◆ **SUPPLIED DATA**:
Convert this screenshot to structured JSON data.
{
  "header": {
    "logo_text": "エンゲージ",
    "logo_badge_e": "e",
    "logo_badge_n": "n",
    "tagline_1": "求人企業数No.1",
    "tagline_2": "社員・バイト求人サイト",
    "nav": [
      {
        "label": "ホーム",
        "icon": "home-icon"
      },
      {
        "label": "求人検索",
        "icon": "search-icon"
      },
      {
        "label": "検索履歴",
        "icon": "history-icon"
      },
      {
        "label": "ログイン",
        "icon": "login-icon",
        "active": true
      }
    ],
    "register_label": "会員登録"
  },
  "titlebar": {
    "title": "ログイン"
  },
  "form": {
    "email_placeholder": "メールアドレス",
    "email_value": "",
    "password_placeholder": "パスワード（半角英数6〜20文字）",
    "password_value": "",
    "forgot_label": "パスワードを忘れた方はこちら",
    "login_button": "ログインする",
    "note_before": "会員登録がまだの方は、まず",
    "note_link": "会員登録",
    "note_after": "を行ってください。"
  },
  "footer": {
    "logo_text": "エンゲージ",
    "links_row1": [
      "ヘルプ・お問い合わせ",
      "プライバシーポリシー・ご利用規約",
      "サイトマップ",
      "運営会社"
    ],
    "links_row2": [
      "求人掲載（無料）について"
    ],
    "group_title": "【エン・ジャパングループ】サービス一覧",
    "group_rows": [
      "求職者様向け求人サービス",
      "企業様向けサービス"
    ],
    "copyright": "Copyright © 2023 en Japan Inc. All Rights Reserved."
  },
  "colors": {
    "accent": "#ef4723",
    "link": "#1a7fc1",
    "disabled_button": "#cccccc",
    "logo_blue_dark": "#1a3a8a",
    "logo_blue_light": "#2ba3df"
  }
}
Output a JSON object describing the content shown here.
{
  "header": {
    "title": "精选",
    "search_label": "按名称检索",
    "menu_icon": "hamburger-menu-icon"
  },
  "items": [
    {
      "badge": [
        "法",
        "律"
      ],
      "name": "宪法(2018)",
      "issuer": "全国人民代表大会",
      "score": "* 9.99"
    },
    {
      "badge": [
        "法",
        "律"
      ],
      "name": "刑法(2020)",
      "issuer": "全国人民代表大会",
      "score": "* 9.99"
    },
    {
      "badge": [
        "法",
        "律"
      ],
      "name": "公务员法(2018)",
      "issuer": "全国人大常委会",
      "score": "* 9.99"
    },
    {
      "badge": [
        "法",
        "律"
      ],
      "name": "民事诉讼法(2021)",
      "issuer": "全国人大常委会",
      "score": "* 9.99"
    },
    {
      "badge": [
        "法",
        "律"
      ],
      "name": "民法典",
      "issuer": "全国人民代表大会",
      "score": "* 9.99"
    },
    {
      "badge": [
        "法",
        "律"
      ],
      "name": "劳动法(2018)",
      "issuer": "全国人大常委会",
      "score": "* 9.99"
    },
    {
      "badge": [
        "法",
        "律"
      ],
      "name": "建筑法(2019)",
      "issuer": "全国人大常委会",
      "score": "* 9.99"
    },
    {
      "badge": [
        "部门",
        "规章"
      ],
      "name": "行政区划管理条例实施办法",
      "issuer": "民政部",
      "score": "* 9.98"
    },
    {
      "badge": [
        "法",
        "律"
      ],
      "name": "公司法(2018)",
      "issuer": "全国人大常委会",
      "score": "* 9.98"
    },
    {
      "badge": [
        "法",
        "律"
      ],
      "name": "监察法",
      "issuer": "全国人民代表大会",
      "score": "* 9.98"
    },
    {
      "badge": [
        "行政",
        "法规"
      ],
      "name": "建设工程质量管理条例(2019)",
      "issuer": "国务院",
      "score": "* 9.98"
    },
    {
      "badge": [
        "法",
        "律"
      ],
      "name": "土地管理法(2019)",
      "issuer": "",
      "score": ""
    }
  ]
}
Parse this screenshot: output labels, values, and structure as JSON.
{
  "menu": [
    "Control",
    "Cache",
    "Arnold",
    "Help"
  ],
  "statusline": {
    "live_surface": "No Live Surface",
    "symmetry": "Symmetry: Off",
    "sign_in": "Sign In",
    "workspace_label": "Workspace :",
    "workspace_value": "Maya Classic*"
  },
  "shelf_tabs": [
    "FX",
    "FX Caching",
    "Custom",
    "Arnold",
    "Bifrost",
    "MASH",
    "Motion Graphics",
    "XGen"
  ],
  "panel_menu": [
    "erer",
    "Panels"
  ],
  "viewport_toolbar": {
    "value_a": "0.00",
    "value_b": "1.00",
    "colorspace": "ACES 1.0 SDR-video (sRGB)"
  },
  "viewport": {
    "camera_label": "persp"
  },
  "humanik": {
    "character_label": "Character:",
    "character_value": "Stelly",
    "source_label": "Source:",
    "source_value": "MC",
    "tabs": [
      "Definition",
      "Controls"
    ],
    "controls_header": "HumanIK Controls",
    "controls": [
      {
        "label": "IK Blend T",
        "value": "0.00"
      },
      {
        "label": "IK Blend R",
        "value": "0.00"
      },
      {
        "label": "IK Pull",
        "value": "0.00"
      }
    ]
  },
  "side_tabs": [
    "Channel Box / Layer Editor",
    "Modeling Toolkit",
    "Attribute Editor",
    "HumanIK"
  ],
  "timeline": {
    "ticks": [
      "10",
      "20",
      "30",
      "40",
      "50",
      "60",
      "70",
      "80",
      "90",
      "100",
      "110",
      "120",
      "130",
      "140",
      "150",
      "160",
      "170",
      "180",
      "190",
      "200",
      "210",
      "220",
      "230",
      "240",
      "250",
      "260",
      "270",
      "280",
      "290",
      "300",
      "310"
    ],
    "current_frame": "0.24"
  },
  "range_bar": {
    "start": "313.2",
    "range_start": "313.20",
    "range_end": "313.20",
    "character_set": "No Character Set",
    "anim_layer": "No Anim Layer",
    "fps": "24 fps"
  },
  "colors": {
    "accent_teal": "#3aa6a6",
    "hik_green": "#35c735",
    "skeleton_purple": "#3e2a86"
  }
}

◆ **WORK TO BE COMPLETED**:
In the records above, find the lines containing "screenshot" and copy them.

◆ **TASK ANSWER**:
Convert this screenshot to structured JSON data.
Parse this screenshot: output labels, values, and structure as JSON.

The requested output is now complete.